Jan 2024

Diverse Community of Business Leaders


On May 12th and 13th, 2017, a diverse community of business leaders, academics, and MBA students gathered for the second annual Economics of Mutuality Forum at Saïd Business School. The aim was to present and discuss evidence demonstrating that sustainability issues can be solved effectively and durably, not through the proliferation of CSR or similar initiatives, but through integrated business model approaches. This understanding is at the core of ‘mutuality’, a principle that emphasizes the fair distribution of risks and rewards of a firm’s activities to strengthen relationships and promote holistic performance.

The concept of mutuality goes beyond CSR, shared value, or similar initiatives and instead offers an approach in which all stakeholders thrive by seeking to maximize human, social, environmental and financial capital. Mutuality is being put into practice by several organizations and MNC’s, through different strategies and on different scales. Some of these approaches and learnings were shared at the Forum through ten company case study presentations from companies such as Marks and Spencer, Zurich, and Interface. Core elements of the management theory at the heart of the mutuality movement – namely the Economics of Mutuality – were also discussed at the Forum through four masterclass sessions. These tackled important questions covering topics such as measurement, leadership, management, regulation and ownership.

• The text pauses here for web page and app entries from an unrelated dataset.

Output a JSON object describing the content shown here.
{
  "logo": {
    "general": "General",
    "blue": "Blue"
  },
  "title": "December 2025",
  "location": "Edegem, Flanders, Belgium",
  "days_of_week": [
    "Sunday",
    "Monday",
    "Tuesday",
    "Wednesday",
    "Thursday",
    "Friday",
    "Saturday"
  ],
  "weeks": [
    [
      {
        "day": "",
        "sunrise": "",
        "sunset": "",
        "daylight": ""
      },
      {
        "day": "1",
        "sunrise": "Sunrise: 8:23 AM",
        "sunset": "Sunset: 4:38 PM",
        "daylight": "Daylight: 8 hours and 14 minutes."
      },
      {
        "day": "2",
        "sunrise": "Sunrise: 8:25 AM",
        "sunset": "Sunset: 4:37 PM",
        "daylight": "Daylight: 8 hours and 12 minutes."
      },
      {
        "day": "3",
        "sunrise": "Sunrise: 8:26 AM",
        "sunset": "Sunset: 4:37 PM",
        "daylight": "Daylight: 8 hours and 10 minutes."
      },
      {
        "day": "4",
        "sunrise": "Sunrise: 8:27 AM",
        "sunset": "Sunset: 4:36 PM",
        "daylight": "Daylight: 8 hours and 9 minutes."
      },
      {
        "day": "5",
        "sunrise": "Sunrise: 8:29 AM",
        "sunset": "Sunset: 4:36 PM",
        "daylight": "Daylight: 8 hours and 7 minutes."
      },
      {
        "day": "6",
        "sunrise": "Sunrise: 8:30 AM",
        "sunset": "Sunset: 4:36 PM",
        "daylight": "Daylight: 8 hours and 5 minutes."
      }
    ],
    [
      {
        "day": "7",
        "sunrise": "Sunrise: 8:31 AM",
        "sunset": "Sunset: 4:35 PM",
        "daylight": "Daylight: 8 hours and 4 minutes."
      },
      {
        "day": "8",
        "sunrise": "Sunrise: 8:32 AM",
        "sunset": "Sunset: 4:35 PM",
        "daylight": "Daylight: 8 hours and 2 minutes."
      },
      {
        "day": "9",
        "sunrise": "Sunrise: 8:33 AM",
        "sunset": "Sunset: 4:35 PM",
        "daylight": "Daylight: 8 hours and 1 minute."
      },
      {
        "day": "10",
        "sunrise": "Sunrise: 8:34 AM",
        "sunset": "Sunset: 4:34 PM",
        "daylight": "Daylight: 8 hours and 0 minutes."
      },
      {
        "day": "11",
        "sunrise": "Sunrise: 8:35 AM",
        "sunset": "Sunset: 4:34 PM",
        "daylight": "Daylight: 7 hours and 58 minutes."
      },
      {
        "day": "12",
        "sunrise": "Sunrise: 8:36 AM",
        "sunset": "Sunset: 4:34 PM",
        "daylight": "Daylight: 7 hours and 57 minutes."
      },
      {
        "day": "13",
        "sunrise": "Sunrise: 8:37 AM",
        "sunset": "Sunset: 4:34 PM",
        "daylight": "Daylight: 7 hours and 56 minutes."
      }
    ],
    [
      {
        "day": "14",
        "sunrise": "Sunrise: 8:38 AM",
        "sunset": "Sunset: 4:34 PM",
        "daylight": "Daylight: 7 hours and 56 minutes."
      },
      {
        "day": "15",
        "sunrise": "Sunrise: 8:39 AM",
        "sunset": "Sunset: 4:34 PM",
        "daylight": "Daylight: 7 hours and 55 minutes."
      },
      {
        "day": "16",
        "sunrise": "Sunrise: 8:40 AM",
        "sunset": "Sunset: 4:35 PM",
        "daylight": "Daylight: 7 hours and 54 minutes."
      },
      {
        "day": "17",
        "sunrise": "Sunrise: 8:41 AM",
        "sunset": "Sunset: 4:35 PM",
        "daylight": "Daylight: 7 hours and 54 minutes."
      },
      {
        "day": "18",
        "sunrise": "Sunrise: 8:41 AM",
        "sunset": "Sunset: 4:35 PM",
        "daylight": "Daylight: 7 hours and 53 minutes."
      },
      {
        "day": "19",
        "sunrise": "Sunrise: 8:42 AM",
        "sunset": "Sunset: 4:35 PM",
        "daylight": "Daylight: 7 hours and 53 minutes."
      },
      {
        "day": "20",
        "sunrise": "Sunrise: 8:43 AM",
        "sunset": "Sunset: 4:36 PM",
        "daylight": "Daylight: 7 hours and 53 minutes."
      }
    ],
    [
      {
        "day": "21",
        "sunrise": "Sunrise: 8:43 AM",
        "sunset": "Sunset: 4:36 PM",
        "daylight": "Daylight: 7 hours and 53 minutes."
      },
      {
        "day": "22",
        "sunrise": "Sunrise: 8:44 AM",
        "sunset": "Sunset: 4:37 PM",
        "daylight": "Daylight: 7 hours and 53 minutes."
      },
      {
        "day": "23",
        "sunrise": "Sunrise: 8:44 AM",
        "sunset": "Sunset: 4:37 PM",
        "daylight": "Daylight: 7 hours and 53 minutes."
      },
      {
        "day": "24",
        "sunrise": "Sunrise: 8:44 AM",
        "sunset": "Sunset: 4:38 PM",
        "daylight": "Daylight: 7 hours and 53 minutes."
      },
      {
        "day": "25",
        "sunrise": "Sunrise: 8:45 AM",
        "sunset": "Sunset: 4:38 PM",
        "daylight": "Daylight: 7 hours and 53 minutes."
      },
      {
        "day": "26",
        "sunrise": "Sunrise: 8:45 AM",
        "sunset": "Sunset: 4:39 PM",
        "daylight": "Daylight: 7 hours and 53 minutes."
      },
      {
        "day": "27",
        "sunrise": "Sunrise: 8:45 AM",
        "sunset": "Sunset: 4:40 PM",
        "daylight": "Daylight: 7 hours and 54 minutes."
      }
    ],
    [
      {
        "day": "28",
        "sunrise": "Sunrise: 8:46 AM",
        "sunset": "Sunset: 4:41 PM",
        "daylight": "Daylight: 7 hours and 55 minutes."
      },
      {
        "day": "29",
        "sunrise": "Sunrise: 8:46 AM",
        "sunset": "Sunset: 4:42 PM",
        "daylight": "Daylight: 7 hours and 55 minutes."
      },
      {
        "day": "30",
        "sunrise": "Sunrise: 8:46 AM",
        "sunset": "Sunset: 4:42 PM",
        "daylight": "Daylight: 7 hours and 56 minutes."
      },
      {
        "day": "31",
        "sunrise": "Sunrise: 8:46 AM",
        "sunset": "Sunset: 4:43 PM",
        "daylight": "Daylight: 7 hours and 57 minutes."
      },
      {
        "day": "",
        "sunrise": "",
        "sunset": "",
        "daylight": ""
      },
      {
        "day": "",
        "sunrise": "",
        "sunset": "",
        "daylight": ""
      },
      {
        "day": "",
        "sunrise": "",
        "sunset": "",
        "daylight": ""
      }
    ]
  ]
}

Ultimately, the Forum created a space for collective exploration and understanding of how to implement mutuality in business, and how to do so at scale.   


Filmed Interviews



Theory and Practice

Through ten company case studies we heard from a variety of companies across sectors working to reform their supply chains, transform risky markets, empower the poor at the base of the pyramid, and drive organizational change.Each case study discussion touched on a few key themes that were present throughout the forum. 

The first is the need for high levels of trust in all stakeholder relationships.  Several companies described the importance of trust with other parties – both internal and external – as fundamental to building out activities that are mutual and responsible. Partnerships built on trust give companies the space and resilience to pioneer new practices in increasingly complex environments.

The second and recurrent them is the importance of measurement.  Delegates heard in nearly every case that the implementation of robust measurement practices is difficult, but necessary in shifting mutuality from theory to practice. Ultimately, developing a system of measurement that accounts for both financial and non-financial value is an urgent requirement if business is truly going to be a force for good in society.

Third is a long-term commitment to the whole ecosystem, including NGOs, investors, and regulators.  The adoption of mutuality in business is a long-term commitment that requires a willingness to share and learn from each other’s success and failure. Moreover, it is a pre-requisite to building both the trust and the right measurement system able to drive mutual business practices.


Session Recordings